An investigation was launched on Jan. 25 after an out-of-state resident contacted officials from the Pinellas County Animal Services to report the existence of video and photographs online depicting a man having sexual contact with a dog.
Detectives from the sheriff’s office later obtained copies of the video and photographs, which depicted a man dressed in a black and white Siberian husky costume using his penis and sex toys during sex acts with the animal.
The dog – later identified as Nichols’ pet, named Ember – was clearly distressed during the video, and at one point tried to run away. But the man responded by hitting the dog with a “penis-shaped” sex toy, according to the sheriff’s department.
Investigators were able to trace the video and photographs back to Nichols, who admitted to detectives at his residence that he made the footage with his dog before posting it to the internet. A second dog was also removed from Nichols’ home.
Nichols – whose arrest record lists him at 5 feet 8 and 220 pounds – was taken to the Pinellas County Jail, where he was released from custody on Tuesday after posting bond, jail records show.
Pinellas County Sgt. Spencer Gross said Nichols admitted to sharing the video via a messaging app called Telegram.
“Mr. Nichols was in a few different chat rooms with others who had interest in zoosadism and zoophilia,” Gross told the Tampa Bay Times, citing psychological disorders involving pleasure derived from cruelty to animals and sexual attraction to animals, respectively. “That’s how he transferred the video to someone he’d been chatting with.”
A Chihuahua was also removed from Nichols’ home, where he lives with a relative. Investigators do not believe that animal was victimized, but both dogs are now in the care of animal welfare officials, seemingly in “good health and spirits,” a field services manager told the Tampa Bay Times.
Additional charges against Nichols, who could not be reached for comment Wednesday, are likely, Gross said.

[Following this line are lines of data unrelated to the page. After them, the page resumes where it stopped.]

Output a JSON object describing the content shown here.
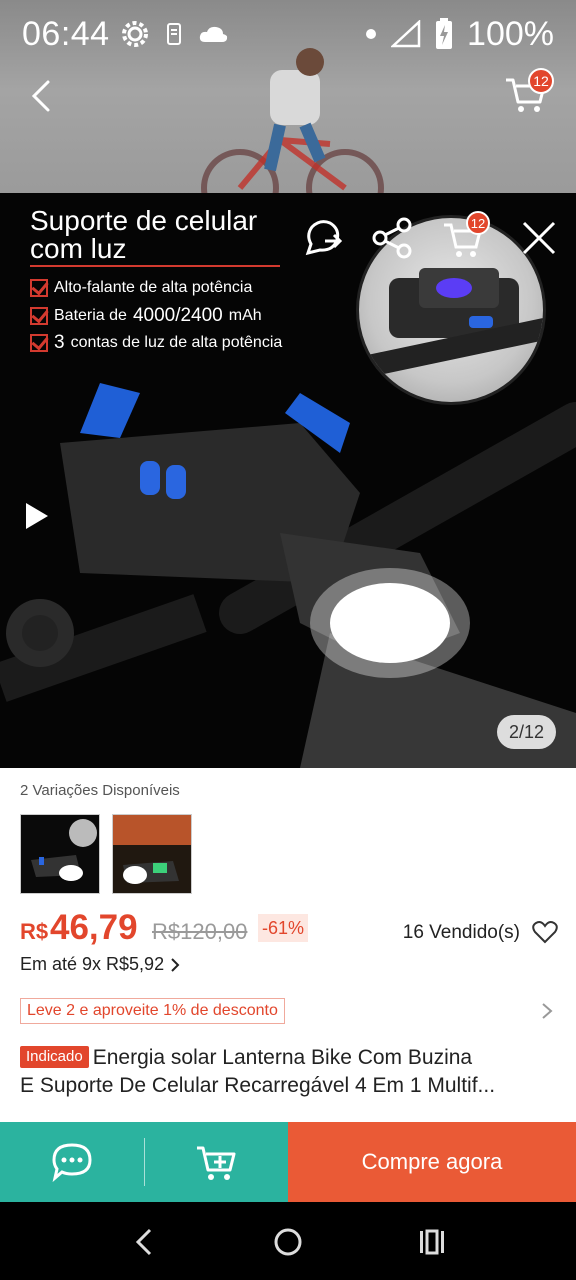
{
  "status_bar": {
    "time": "06:44",
    "battery": "100%",
    "icons": [
      "gear-icon",
      "phone-icon",
      "cloud-icon",
      "dot-icon",
      "signal-icon",
      "battery-charging-icon"
    ]
  },
  "header": {
    "cart_count": "12"
  },
  "product_image": {
    "title_line1": "Suporte de celular",
    "title_line2": "com luz",
    "features": [
      "Alto-falante de alta potência",
      "4000/2400",
      "3",
      "contas de luz de alta potência"
    ],
    "feature2_prefix": "Bateria de",
    "feature2_suffix": "mAh",
    "cart_count": "12",
    "page_counter": "2/12"
  },
  "product": {
    "variations_label": "2 Variações Disponíveis",
    "currency": "R$",
    "price": "46,79",
    "old_price": "R$120,00",
    "discount": "-61%",
    "sold": "16 Vendido(s)",
    "installments": "Em até 9x R$5,92",
    "promo": "Leve 2 e aproveite 1% de desconto",
    "badge": "Indicado",
    "title_line1": "Energia solar Lanterna Bike Com Buzina",
    "title_line2": "E Suporte De Celular Recarregável 4 Em 1 Multif..."
  },
  "actions": {
    "buy_label": "Compre agora"
  },
  "colors": {
    "accent": "#e2462c",
    "teal": "#2bb39f",
    "buy": "#ea5a36"
  }
}
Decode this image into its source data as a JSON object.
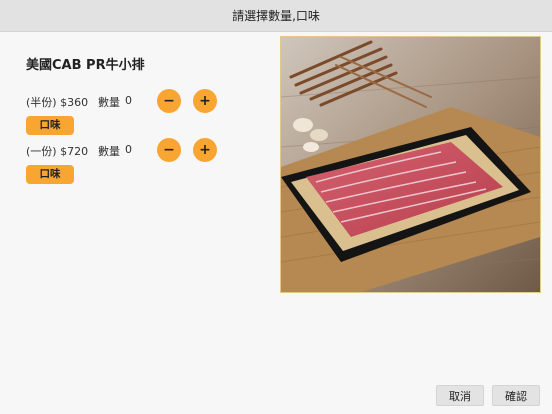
{
  "dialog": {
    "title": "請選擇數量,口味",
    "product_name": "美國CAB PR牛小排",
    "options": [
      {
        "price_label": "(半份) $360",
        "qty_label": "數量",
        "qty_value": "0",
        "minus_label": "−",
        "plus_label": "+",
        "flavor_label": "口味"
      },
      {
        "price_label": "(一份) $720",
        "qty_label": "數量",
        "qty_value": "0",
        "minus_label": "−",
        "plus_label": "+",
        "flavor_label": "口味"
      }
    ],
    "cancel_label": "取消",
    "confirm_label": "確認"
  },
  "colors": {
    "accent": "#f9a531",
    "title_bar": "#e2e2e2",
    "background": "#f7f7f7"
  }
}
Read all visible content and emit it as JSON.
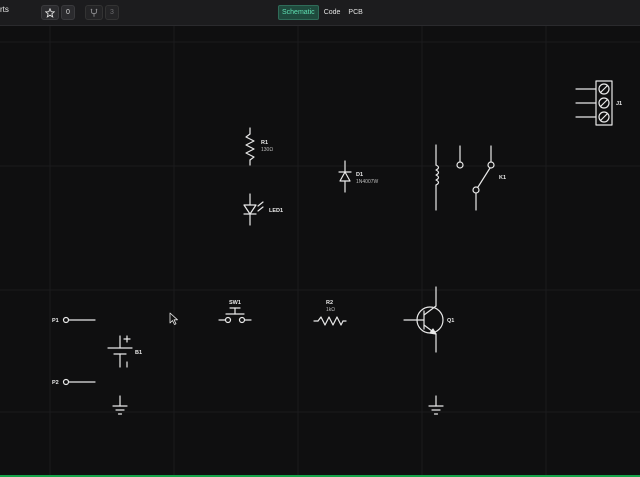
{
  "header": {
    "title": "rts",
    "star_count": "0",
    "fork_count": "3",
    "tabs": [
      {
        "label": "Schematic",
        "active": true
      },
      {
        "label": "Code",
        "active": false
      },
      {
        "label": "PCB",
        "active": false
      }
    ]
  },
  "schematic": {
    "components": {
      "r1": {
        "ref": "R1",
        "value": "130Ω"
      },
      "led1": {
        "ref": "LED1"
      },
      "d1": {
        "ref": "D1",
        "value": "1N4007W"
      },
      "k1": {
        "ref": "K1"
      },
      "j1": {
        "ref": "J1"
      },
      "p1": {
        "ref": "P1"
      },
      "p2": {
        "ref": "P2"
      },
      "b1": {
        "ref": "B1"
      },
      "sw1": {
        "ref": "SW1"
      },
      "r2": {
        "ref": "R2",
        "value": "1kΩ"
      },
      "q1": {
        "ref": "Q1"
      }
    }
  },
  "colors": {
    "background": "#0f0f10",
    "toolbar": "#1c1c1e",
    "accent": "#5fe0b2",
    "wire": "#e8e8e8",
    "status_bar": "#16a34a"
  }
}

“There’s a lot more evidence they’re combing through and it could take at least another month to get through everything he’s got,” Gross said.